> **Task**: Retype each line below precisely and omit all images.
START Input
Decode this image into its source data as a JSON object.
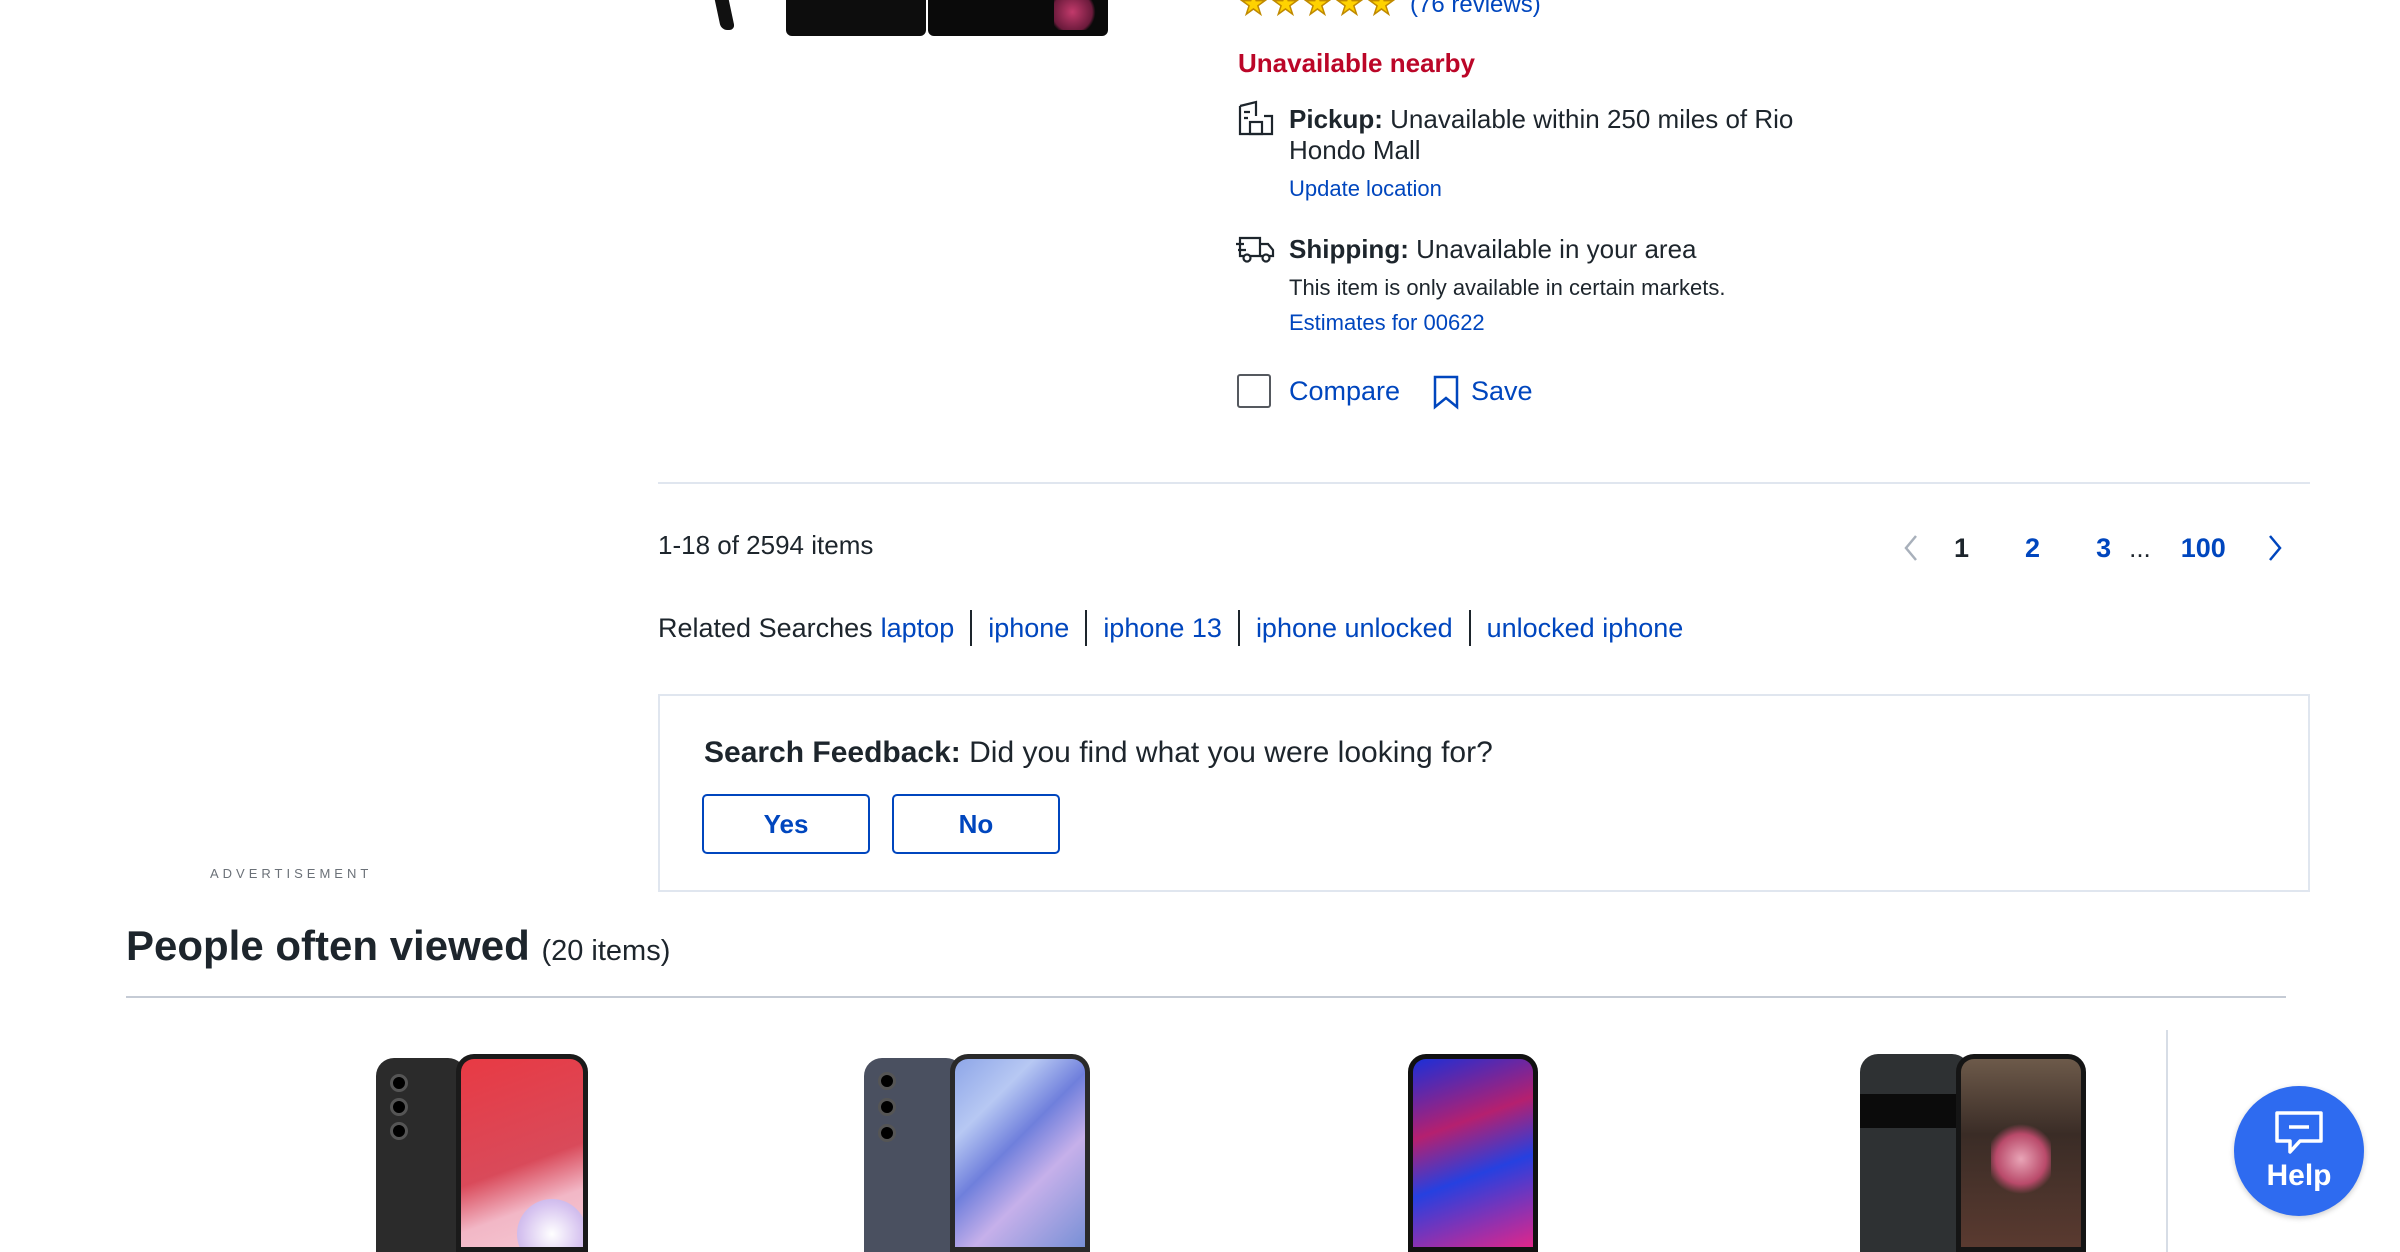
{
  "product": {
    "reviews_text": "(76 reviews)",
    "rating_stars": 5,
    "availability": "Unavailable nearby",
    "pickup_label": "Pickup:",
    "pickup_text": "Unavailable within 250 miles of Rio Hondo Mall",
    "update_location": "Update location",
    "shipping_label": "Shipping:",
    "shipping_text": "Unavailable in your area",
    "shipping_note": "This item is only available in certain markets.",
    "estimates_link": "Estimates for 00622",
    "compare_label": "Compare",
    "save_label": "Save"
  },
  "results": {
    "count_text": "1-18 of 2594 items"
  },
  "pagination": {
    "pages": [
      "1",
      "2",
      "3"
    ],
    "ellipsis": "...",
    "last_page": "100",
    "current": "1"
  },
  "related": {
    "label": "Related Searches",
    "links": [
      "laptop",
      "iphone",
      "iphone 13",
      "iphone unlocked",
      "unlocked iphone"
    ]
  },
  "feedback": {
    "label": "Search Feedback:",
    "question": "Did you find what you were looking for?",
    "yes": "Yes",
    "no": "No"
  },
  "advertisement_label": "ADVERTISEMENT",
  "people_viewed": {
    "title": "People often viewed",
    "count": "(20 items)"
  },
  "help": {
    "label": "Help"
  },
  "colors": {
    "link_blue": "#0046be",
    "alert_red": "#bb0628",
    "help_blue": "#2e6bf0",
    "star_yellow": "#ffd200"
  }
}
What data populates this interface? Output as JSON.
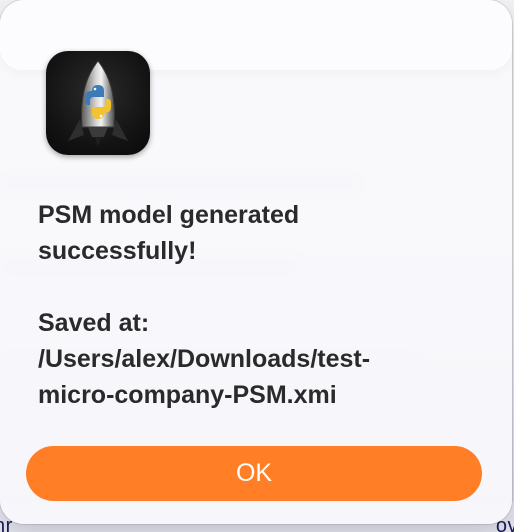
{
  "backdrop": {
    "bottom_left_fragment": "nr",
    "bottom_right_fragment": "ov"
  },
  "dialog": {
    "app_icon": "python-rocket-app-icon",
    "message_line1": "PSM model generated",
    "message_line2": "successfully!",
    "saved_label": "Saved at:",
    "path_line1": "/Users/alex/Downloads/test-",
    "path_line2": "micro-company-PSM.xmi",
    "ok_label": "OK"
  },
  "colors": {
    "accent": "#ff7e26",
    "text": "#2a2a2a"
  }
}
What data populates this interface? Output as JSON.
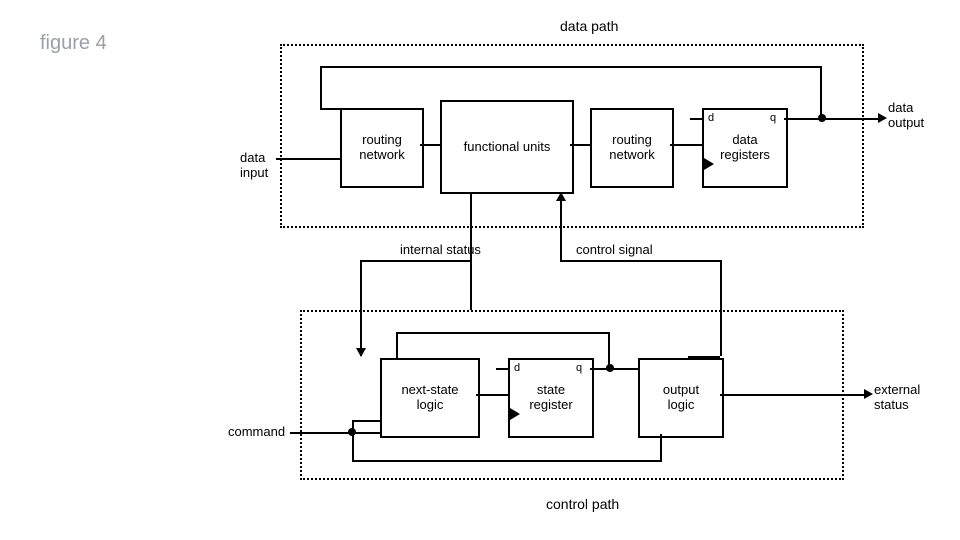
{
  "figure_caption": "figure 4",
  "datapath": {
    "title": "data path",
    "blocks": {
      "routing_network_in": "routing\nnetwork",
      "functional_units": "functional units",
      "routing_network_out": "routing\nnetwork",
      "data_registers": "data\nregisters"
    },
    "ports": {
      "d": "d",
      "q": "q"
    },
    "io": {
      "data_input": "data\ninput",
      "data_output": "data\noutput"
    }
  },
  "signals": {
    "internal_status": "internal status",
    "control_signal": "control signal"
  },
  "controlpath": {
    "title": "control path",
    "blocks": {
      "next_state_logic": "next-state\nlogic",
      "state_register": "state\nregister",
      "output_logic": "output\nlogic"
    },
    "ports": {
      "d": "d",
      "q": "q"
    },
    "io": {
      "command": "command",
      "external_status": "external\nstatus"
    }
  }
}
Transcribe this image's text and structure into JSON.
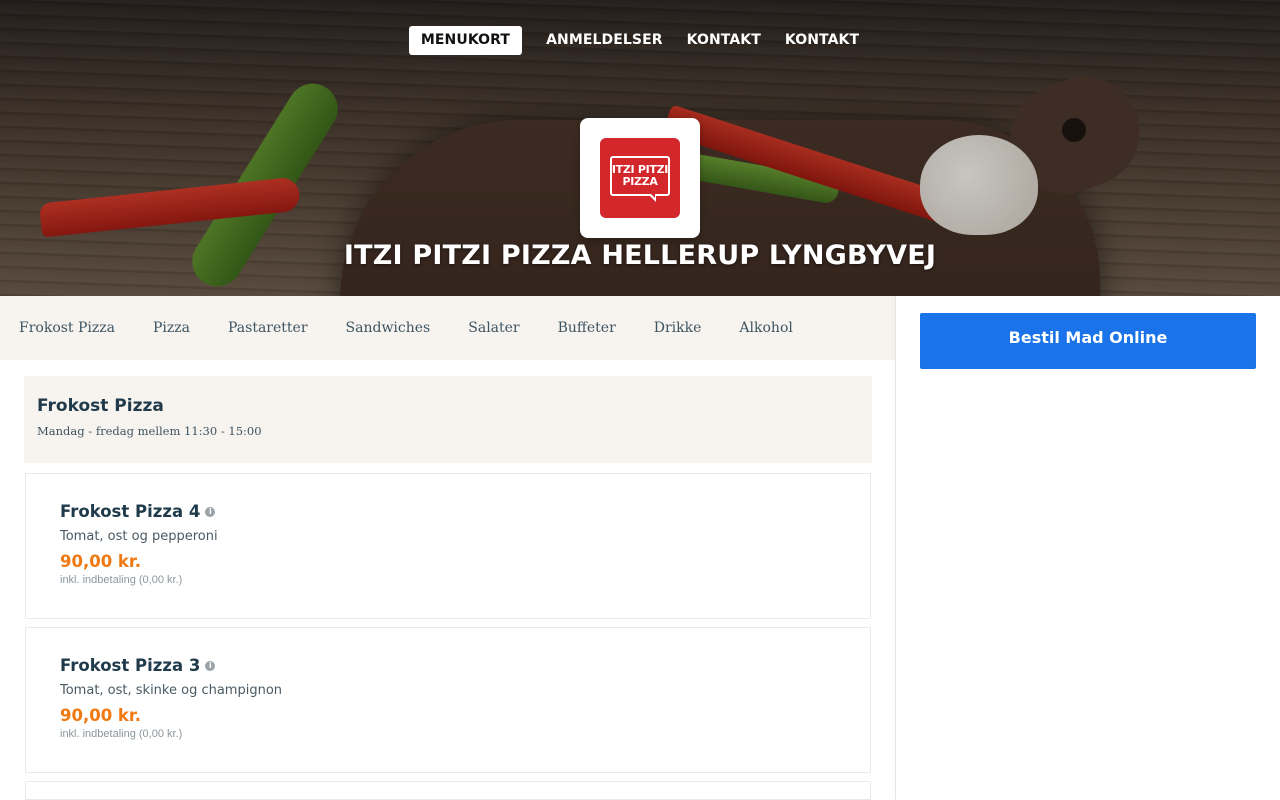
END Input
> **Solution**:
Decode this image into its source data as a JSON object.
{
  "product": {
    "reviews_text": "(76 reviews)",
    "rating_stars": 5,
    "availability": "Unavailable nearby",
    "pickup_label": "Pickup:",
    "pickup_text": "Unavailable within 250 miles of Rio Hondo Mall",
    "update_location": "Update location",
    "shipping_label": "Shipping:",
    "shipping_text": "Unavailable in your area",
    "shipping_note": "This item is only available in certain markets.",
    "estimates_link": "Estimates for 00622",
    "compare_label": "Compare",
    "save_label": "Save"
  },
  "results": {
    "count_text": "1-18 of 2594 items"
  },
  "pagination": {
    "pages": [
      "1",
      "2",
      "3"
    ],
    "ellipsis": "...",
    "last_page": "100",
    "current": "1"
  },
  "related": {
    "label": "Related Searches",
    "links": [
      "laptop",
      "iphone",
      "iphone 13",
      "iphone unlocked",
      "unlocked iphone"
    ]
  },
  "feedback": {
    "label": "Search Feedback:",
    "question": "Did you find what you were looking for?",
    "yes": "Yes",
    "no": "No"
  },
  "advertisement_label": "ADVERTISEMENT",
  "people_viewed": {
    "title": "People often viewed",
    "count": "(20 items)"
  },
  "help": {
    "label": "Help"
  },
  "colors": {
    "link_blue": "#0046be",
    "alert_red": "#bb0628",
    "help_blue": "#2e6bf0",
    "star_yellow": "#ffd200"
  }
}
What data populates this interface? Output as JSON.
{
  "backdrop": {
    "bottom_left_fragment": "nr",
    "bottom_right_fragment": "ov"
  },
  "dialog": {
    "app_icon": "python-rocket-app-icon",
    "message_line1": "PSM model generated",
    "message_line2": "successfully!",
    "saved_label": "Saved at:",
    "path_line1": "/Users/alex/Downloads/test-",
    "path_line2": "micro-company-PSM.xmi",
    "ok_label": "OK"
  },
  "colors": {
    "accent": "#ff7e26",
    "text": "#2a2a2a"
  }
}
What data populates this interface? Output as JSON.
{
  "figure_caption": "figure 4",
  "datapath": {
    "title": "data path",
    "blocks": {
      "routing_network_in": "routing\nnetwork",
      "functional_units": "functional units",
      "routing_network_out": "routing\nnetwork",
      "data_registers": "data\nregisters"
    },
    "ports": {
      "d": "d",
      "q": "q"
    },
    "io": {
      "data_input": "data\ninput",
      "data_output": "data\noutput"
    }
  },
  "signals": {
    "internal_status": "internal status",
    "control_signal": "control signal"
  },
  "controlpath": {
    "title": "control path",
    "blocks": {
      "next_state_logic": "next-state\nlogic",
      "state_register": "state\nregister",
      "output_logic": "output\nlogic"
    },
    "ports": {
      "d": "d",
      "q": "q"
    },
    "io": {
      "command": "command",
      "external_status": "external\nstatus"
    }
  }
}
Transcribe this image's text and structure into JSON.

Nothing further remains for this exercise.